Records shown →
※
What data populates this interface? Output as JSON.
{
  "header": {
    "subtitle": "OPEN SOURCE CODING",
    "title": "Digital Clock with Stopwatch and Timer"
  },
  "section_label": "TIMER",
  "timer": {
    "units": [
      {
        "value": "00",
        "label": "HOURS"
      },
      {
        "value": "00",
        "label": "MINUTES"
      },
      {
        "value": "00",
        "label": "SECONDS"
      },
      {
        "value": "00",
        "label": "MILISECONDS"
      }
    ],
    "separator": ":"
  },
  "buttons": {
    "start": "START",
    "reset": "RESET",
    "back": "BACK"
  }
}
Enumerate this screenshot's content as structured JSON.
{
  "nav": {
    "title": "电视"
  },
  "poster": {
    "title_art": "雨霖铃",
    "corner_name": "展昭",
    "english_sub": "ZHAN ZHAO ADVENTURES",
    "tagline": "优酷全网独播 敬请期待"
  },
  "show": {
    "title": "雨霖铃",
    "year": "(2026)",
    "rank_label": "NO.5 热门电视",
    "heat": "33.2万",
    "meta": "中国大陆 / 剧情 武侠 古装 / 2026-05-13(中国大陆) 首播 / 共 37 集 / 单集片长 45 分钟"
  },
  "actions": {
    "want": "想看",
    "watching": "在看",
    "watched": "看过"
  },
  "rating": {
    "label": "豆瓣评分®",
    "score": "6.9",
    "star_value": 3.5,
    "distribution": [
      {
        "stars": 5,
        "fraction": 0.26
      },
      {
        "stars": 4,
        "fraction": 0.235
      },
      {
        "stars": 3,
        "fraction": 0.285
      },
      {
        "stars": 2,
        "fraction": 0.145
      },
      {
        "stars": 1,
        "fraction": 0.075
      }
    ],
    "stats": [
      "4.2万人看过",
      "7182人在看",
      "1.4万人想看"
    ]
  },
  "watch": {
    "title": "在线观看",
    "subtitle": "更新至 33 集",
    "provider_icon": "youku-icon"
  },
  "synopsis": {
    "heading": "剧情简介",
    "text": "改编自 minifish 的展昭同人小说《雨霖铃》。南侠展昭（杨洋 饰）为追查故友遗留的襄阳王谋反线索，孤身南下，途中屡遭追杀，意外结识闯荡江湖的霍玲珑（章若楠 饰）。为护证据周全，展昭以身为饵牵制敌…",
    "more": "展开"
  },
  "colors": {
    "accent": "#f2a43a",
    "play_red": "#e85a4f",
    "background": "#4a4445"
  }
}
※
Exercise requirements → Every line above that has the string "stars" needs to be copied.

Answer box →
        "stars": 5,
        "stars": 4,
        "stars": 3,
        "stars": 2,
        "stars": 1,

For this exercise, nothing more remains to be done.